**TASK ITEM**
For the records that follow, give the number of lines in which the word "Konvertering" occurs, with nothing added.

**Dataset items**
------------------------

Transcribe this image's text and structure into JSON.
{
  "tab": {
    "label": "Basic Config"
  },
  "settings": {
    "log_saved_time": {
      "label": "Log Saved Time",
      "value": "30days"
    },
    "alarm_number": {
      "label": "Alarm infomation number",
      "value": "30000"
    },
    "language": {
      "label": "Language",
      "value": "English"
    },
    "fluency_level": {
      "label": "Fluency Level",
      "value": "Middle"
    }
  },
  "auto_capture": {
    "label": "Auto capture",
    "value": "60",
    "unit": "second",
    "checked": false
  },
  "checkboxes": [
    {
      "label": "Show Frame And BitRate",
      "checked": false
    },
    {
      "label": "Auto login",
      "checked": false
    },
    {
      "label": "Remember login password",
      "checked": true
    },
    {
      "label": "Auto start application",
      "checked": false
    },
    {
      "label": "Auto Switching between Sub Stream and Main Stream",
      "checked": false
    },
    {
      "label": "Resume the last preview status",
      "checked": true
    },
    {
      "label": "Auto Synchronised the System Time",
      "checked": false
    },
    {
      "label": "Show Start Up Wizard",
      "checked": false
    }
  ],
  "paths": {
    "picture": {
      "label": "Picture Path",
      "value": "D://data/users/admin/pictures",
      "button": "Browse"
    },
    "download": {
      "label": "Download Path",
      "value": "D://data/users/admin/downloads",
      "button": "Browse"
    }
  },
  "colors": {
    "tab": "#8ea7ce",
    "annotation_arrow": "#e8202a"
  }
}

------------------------

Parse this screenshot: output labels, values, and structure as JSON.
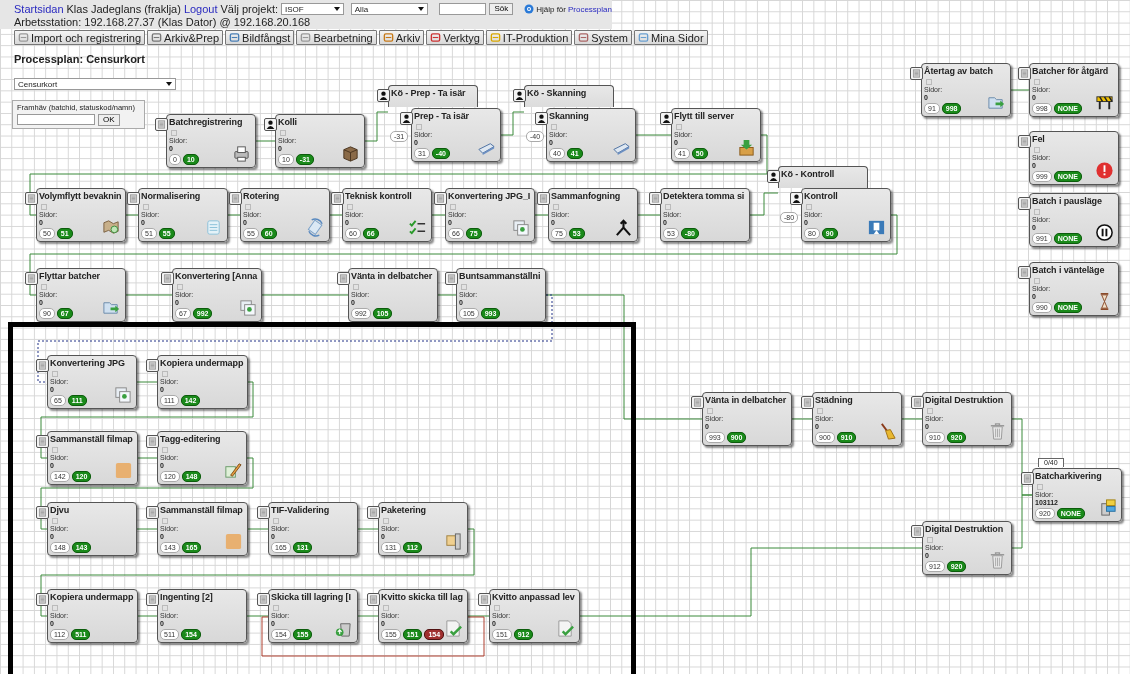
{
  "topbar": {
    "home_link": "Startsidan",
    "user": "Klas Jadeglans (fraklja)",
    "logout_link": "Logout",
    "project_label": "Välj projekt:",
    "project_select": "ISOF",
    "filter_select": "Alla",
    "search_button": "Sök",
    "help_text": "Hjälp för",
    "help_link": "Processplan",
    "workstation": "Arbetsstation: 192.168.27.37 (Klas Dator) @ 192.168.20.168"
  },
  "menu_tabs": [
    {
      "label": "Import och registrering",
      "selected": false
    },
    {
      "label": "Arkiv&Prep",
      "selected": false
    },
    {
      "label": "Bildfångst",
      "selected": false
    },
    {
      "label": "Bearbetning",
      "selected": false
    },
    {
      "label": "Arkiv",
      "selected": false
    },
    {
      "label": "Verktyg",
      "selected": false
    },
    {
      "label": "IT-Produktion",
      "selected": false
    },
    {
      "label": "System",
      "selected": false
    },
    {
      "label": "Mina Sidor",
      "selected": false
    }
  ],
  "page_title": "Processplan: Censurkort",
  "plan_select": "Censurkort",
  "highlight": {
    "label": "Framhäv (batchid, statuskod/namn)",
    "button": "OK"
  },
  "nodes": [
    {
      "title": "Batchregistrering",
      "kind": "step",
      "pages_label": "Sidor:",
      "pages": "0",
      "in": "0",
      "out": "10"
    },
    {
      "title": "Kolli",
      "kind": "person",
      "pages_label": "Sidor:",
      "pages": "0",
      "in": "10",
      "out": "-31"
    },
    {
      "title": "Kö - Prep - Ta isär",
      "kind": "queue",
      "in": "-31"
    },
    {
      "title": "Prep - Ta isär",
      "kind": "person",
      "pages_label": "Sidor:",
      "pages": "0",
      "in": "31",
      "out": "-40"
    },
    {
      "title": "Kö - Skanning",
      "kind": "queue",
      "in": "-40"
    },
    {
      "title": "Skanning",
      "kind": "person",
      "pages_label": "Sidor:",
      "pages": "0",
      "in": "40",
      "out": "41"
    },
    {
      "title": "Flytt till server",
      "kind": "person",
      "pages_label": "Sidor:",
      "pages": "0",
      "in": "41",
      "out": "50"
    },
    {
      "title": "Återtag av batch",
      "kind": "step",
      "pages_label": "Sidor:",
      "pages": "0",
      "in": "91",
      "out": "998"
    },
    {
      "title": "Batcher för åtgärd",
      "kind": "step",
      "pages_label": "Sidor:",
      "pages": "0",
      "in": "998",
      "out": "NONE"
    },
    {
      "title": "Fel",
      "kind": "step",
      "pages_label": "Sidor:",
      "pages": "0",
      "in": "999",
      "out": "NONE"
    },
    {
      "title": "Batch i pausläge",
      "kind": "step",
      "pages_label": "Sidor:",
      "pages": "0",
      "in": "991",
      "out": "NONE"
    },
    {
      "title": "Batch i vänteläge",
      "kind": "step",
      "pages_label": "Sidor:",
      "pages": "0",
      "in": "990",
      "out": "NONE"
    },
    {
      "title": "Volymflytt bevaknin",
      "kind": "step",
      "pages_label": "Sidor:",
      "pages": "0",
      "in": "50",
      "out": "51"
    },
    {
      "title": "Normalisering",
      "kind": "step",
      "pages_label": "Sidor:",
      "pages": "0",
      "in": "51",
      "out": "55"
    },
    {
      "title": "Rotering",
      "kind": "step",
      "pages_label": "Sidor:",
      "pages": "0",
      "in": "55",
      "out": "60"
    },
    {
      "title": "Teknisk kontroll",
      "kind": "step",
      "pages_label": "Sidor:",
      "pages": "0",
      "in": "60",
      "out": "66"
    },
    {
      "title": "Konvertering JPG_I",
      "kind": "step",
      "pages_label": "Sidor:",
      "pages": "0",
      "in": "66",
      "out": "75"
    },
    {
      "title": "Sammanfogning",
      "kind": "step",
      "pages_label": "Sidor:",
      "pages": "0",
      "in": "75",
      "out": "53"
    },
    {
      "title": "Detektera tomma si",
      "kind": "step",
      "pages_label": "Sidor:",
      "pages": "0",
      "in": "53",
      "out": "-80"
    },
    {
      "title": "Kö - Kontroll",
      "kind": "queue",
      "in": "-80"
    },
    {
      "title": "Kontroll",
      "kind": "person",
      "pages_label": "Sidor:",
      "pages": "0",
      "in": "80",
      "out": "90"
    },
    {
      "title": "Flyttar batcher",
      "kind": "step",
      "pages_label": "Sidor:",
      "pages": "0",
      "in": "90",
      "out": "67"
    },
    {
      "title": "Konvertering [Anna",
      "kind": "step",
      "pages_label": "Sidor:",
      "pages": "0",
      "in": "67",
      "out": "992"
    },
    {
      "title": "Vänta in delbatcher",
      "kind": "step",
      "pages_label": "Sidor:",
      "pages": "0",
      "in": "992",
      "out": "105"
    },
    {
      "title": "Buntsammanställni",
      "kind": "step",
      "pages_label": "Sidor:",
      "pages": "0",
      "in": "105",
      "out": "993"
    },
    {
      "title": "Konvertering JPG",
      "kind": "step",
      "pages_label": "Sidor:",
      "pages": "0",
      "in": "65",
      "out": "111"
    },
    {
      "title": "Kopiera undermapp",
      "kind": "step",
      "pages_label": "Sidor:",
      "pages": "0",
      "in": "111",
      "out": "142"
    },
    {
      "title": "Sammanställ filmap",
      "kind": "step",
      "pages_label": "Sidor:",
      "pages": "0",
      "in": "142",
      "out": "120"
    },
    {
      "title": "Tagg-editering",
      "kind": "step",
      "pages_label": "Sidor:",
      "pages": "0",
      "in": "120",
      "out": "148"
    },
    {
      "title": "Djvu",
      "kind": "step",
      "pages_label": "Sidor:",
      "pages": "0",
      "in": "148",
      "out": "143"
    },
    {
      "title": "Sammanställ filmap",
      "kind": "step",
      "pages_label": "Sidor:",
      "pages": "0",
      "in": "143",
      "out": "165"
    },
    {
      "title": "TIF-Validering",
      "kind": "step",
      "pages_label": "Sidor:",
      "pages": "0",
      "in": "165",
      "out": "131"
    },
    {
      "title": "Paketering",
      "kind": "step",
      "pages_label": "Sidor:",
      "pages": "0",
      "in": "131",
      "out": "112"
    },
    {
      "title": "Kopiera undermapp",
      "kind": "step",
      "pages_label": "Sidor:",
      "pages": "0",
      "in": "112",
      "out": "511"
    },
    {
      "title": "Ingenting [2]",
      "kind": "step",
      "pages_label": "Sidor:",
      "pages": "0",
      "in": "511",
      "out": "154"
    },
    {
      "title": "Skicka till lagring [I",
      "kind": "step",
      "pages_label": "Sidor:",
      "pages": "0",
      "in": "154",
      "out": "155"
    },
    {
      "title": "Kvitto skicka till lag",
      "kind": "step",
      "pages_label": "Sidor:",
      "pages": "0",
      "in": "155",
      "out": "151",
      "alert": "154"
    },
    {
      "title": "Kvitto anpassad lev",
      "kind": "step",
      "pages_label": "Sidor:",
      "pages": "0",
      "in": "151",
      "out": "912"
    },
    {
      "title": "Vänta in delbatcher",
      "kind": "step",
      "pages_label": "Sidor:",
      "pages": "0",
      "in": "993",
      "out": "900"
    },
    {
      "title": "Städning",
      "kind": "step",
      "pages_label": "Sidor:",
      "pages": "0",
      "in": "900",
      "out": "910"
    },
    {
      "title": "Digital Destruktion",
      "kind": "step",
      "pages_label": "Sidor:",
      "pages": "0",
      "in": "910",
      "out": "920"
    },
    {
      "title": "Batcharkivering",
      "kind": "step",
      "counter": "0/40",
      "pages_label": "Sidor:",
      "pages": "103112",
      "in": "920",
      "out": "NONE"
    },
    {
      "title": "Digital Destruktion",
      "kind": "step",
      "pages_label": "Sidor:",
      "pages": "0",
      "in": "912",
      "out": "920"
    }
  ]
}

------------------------

**RESPONSE FOR THIS EXERCISE**
3